OPPOSITION Leader Tony Abbott says he has a plan to create jobs.
As he put it Thursday: "Abolish the carbon tax, abolish the mining tax, get productivity up."
He said it could "produce one million new jobs in five years, two million new jobs in a decade."
Two million is an extraordinarily big number of jobs to add to a workforce of 11.6 million. But it has happened before.
In fact it's happening right now. Australia has been producing new jobs at the rate of two million workers per decade since December 2006. The latest figures show the number of Australians in jobs climbed 2.2 million in the decade to July. So it ought to be easy to continue.
But does it stack up?
Population growth should help. Bureau of Statistics projections have Australia's population growing by between 2.7 million and 4.2 million over the next decade. Its central case is population growth of 3.4 million.
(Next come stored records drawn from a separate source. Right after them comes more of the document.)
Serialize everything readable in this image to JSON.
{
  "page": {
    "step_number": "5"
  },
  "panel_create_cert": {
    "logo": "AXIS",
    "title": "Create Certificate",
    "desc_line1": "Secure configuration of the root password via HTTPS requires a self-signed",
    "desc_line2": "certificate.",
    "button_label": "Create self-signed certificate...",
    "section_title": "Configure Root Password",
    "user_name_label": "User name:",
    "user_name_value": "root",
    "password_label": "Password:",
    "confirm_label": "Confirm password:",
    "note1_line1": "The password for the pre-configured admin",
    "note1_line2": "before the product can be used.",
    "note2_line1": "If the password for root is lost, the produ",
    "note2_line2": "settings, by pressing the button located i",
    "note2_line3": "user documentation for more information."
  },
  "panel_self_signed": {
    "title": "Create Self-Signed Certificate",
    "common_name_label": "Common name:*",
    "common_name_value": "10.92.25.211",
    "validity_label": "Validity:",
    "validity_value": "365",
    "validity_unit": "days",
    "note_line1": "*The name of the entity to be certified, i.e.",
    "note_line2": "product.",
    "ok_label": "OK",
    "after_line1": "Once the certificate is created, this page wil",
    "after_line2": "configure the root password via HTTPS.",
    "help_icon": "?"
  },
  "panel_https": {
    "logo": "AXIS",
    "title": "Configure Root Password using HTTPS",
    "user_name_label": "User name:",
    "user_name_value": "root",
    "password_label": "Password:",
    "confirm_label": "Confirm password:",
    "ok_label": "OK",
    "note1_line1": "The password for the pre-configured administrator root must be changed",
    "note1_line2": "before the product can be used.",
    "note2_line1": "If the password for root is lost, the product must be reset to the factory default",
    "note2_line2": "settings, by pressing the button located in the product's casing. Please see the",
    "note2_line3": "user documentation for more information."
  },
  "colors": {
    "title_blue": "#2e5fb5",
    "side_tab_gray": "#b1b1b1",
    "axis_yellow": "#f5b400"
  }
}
But it's not that simple. Although Australia's total population will keep growing at an impressive pace, its working-age population will not. Adelaide University demographer Graeme Hugo says Australia's working age population is set to peak and stop growing within a decade as baby boomers become retirees and give up work.
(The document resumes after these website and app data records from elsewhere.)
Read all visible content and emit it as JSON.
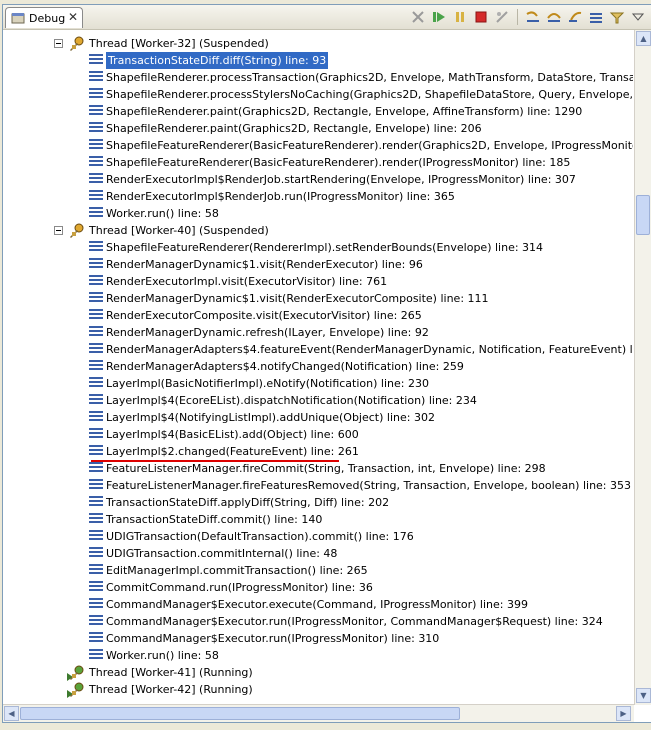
{
  "tab": {
    "label": "Debug",
    "close": "✕"
  },
  "toolbar": {
    "icons": [
      "remove-terminated-icon",
      "resume-icon",
      "suspend-icon",
      "terminate-icon",
      "disconnect-icon",
      "step-into-icon",
      "step-over-icon",
      "step-return-icon",
      "drop-to-frame-icon",
      "use-step-filters-icon",
      "view-menu-icon"
    ]
  },
  "threads": [
    {
      "label": "Thread [Worker-32] (Suspended)",
      "state": "suspended",
      "frames": [
        "TransactionStateDiff.diff(String) line: 93",
        "ShapefileRenderer.processTransaction(Graphics2D, Envelope, MathTransform, DataStore, Transaction, Strin",
        "ShapefileRenderer.processStylersNoCaching(Graphics2D, ShapefileDataStore, Query, Envelope, MathTransfo",
        "ShapefileRenderer.paint(Graphics2D, Rectangle, Envelope, AffineTransform) line: 1290",
        "ShapefileRenderer.paint(Graphics2D, Rectangle, Envelope) line: 206",
        "ShapefileFeatureRenderer(BasicFeatureRenderer).render(Graphics2D, Envelope, IProgressMonitor) line: 261",
        "ShapefileFeatureRenderer(BasicFeatureRenderer).render(IProgressMonitor) line: 185",
        "RenderExecutorImpl$RenderJob.startRendering(Envelope, IProgressMonitor) line: 307",
        "RenderExecutorImpl$RenderJob.run(IProgressMonitor) line: 365",
        "Worker.run() line: 58"
      ]
    },
    {
      "label": "Thread [Worker-40] (Suspended)",
      "state": "suspended",
      "frames": [
        "ShapefileFeatureRenderer(RendererImpl).setRenderBounds(Envelope) line: 314",
        "RenderManagerDynamic$1.visit(RenderExecutor) line: 96",
        "RenderExecutorImpl.visit(ExecutorVisitor) line: 761",
        "RenderManagerDynamic$1.visit(RenderExecutorComposite) line: 111",
        "RenderExecutorComposite.visit(ExecutorVisitor) line: 265",
        "RenderManagerDynamic.refresh(ILayer, Envelope) line: 92",
        "RenderManagerAdapters$4.featureEvent(RenderManagerDynamic, Notification, FeatureEvent) line: 291",
        "RenderManagerAdapters$4.notifyChanged(Notification) line: 259",
        "LayerImpl(BasicNotifierImpl).eNotify(Notification) line: 230",
        "LayerImpl$4(EcoreEList).dispatchNotification(Notification) line: 234",
        "LayerImpl$4(NotifyingListImpl).addUnique(Object) line: 302",
        "LayerImpl$4(BasicEList).add(Object) line: 600",
        "LayerImpl$2.changed(FeatureEvent) line: 261",
        "FeatureListenerManager.fireCommit(String, Transaction, int, Envelope) line: 298",
        "FeatureListenerManager.fireFeaturesRemoved(String, Transaction, Envelope, boolean) line: 353",
        "TransactionStateDiff.applyDiff(String, Diff) line: 202",
        "TransactionStateDiff.commit() line: 140",
        "UDIGTransaction(DefaultTransaction).commit() line: 176",
        "UDIGTransaction.commitInternal() line: 48",
        "EditManagerImpl.commitTransaction() line: 265",
        "CommitCommand.run(IProgressMonitor) line: 36",
        "CommandManager$Executor.execute(Command, IProgressMonitor) line: 399",
        "CommandManager$Executor.run(IProgressMonitor, CommandManager$Request) line: 324",
        "CommandManager$Executor.run(IProgressMonitor) line: 310",
        "Worker.run() line: 58"
      ]
    },
    {
      "label": "Thread [Worker-41] (Running)",
      "state": "running",
      "frames": []
    },
    {
      "label": "Thread [Worker-42] (Running)",
      "state": "running",
      "frames": []
    }
  ],
  "selected_frame": "TransactionStateDiff.diff(String) line: 93",
  "highlighted_frame": "LayerImpl$2.changed(FeatureEvent) line: 261",
  "colors": {
    "selection": "#316ac5",
    "frame_icon": "#3a5fa8",
    "highlight_line": "#dd0000"
  }
}
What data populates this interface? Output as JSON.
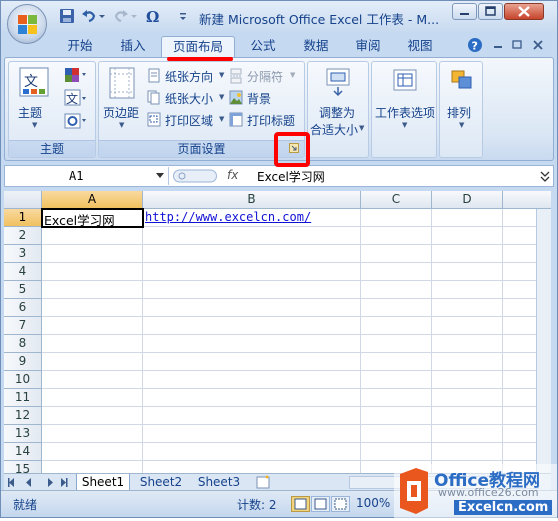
{
  "window": {
    "title": "新建 Microsoft Office Excel 工作表 - M..."
  },
  "qat": {
    "icons": [
      "save-icon",
      "undo-icon",
      "redo-icon",
      "omega-icon",
      "customize-icon"
    ]
  },
  "tabs": [
    {
      "label": "开始",
      "active": false
    },
    {
      "label": "插入",
      "active": false
    },
    {
      "label": "页面布局",
      "active": true
    },
    {
      "label": "公式",
      "active": false
    },
    {
      "label": "数据",
      "active": false
    },
    {
      "label": "审阅",
      "active": false
    },
    {
      "label": "视图",
      "active": false
    }
  ],
  "ribbon": {
    "themes": {
      "label": "主题",
      "button": "主题"
    },
    "page_setup": {
      "label": "页面设置",
      "margins": "页边距",
      "orientation": "纸张方向",
      "size": "纸张大小",
      "print_area": "打印区域",
      "breaks": "分隔符",
      "background": "背景",
      "print_titles": "打印标题"
    },
    "scale": {
      "line1": "调整为",
      "line2": "合适大小"
    },
    "sheet_options": {
      "label": "工作表选项"
    },
    "arrange": {
      "label": "排列"
    }
  },
  "formula_bar": {
    "name_box": "A1",
    "fx": "fx",
    "value": "Excel学习网"
  },
  "grid": {
    "columns": [
      "A",
      "B",
      "C",
      "D"
    ],
    "rows": [
      "1",
      "2",
      "3",
      "4",
      "5",
      "6",
      "7",
      "8",
      "9",
      "10",
      "11",
      "12",
      "13",
      "14",
      "15"
    ],
    "cells": {
      "A1": "Excel学习网",
      "B1": "http://www.excelcn.com/"
    }
  },
  "sheets": [
    {
      "label": "Sheet1",
      "active": true
    },
    {
      "label": "Sheet2",
      "active": false
    },
    {
      "label": "Sheet3",
      "active": false
    }
  ],
  "status": {
    "ready": "就绪",
    "count": "计数: 2",
    "zoom": "100%"
  },
  "watermark": {
    "line1": "Office教程网",
    "line2": "www.office26.com",
    "line3": "Excelcn.com"
  },
  "colors": {
    "accent": "#15428b",
    "highlight": "#ff0000",
    "selected_header": "#f1c15f"
  }
}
It'll make Mr Abbott's target of two million more people in jobs much harder to achieve than history suggests, perhaps impossible.
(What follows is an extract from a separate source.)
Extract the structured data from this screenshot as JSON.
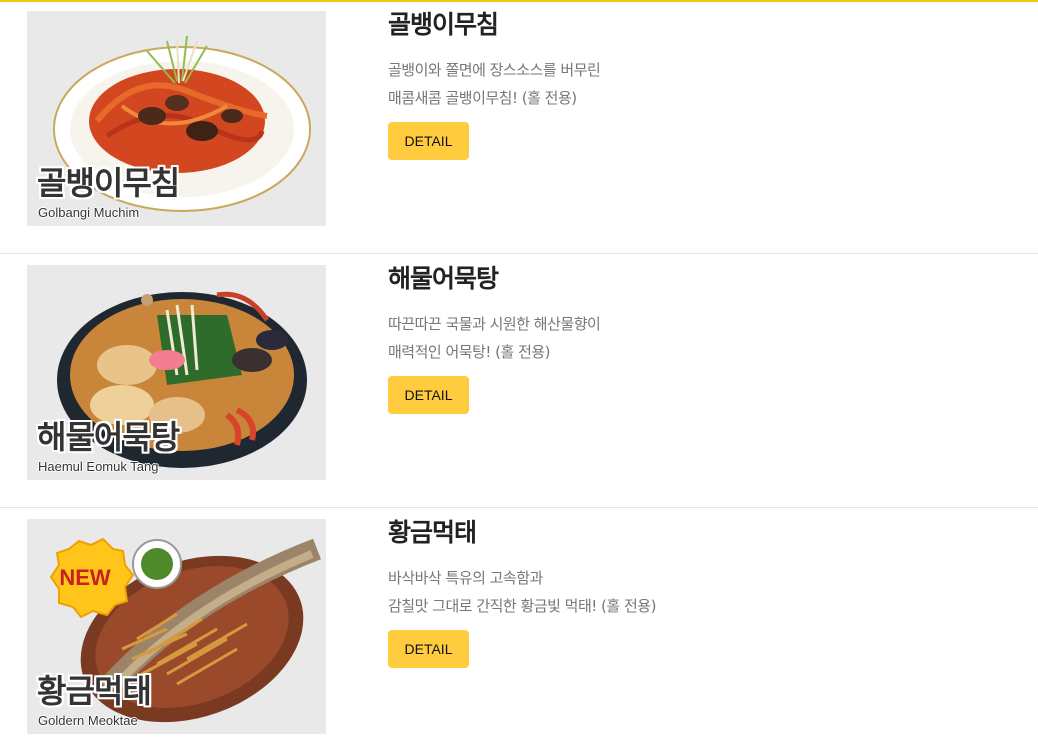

(Perversely, it should make it far easier than it used to be for anyone who is of employable age to find a job.)
Except for this. It won't be Mr Abbott that creates those jobs.
Here's his Treasury spokesman Joe Hockey three years ago this month:
"Governments don't create jobs, business creates jobs. Employers employ people, not governments."
He could have added that demography, especially immigration, has a lot to do with it too.
Mr Abbott is wrong to say that his "economic plan can produce one million new jobs in five years, two million new jobs in a decade".
Most of those jobs would be created anyway, even without his economic plan. And changing demographics will make that difficult.
Politifact rates the claim "mostly false."
Details at www.politifact.com.au
Fairfax is partnering with the Pulitzer-prize winning service PolitiFact during the election campaign. Its Australian arm politifact.com.au uses the same rigorous methodology as its US parent to rate the accuracy of claims by elected officials and other influential people in the Australian political debate.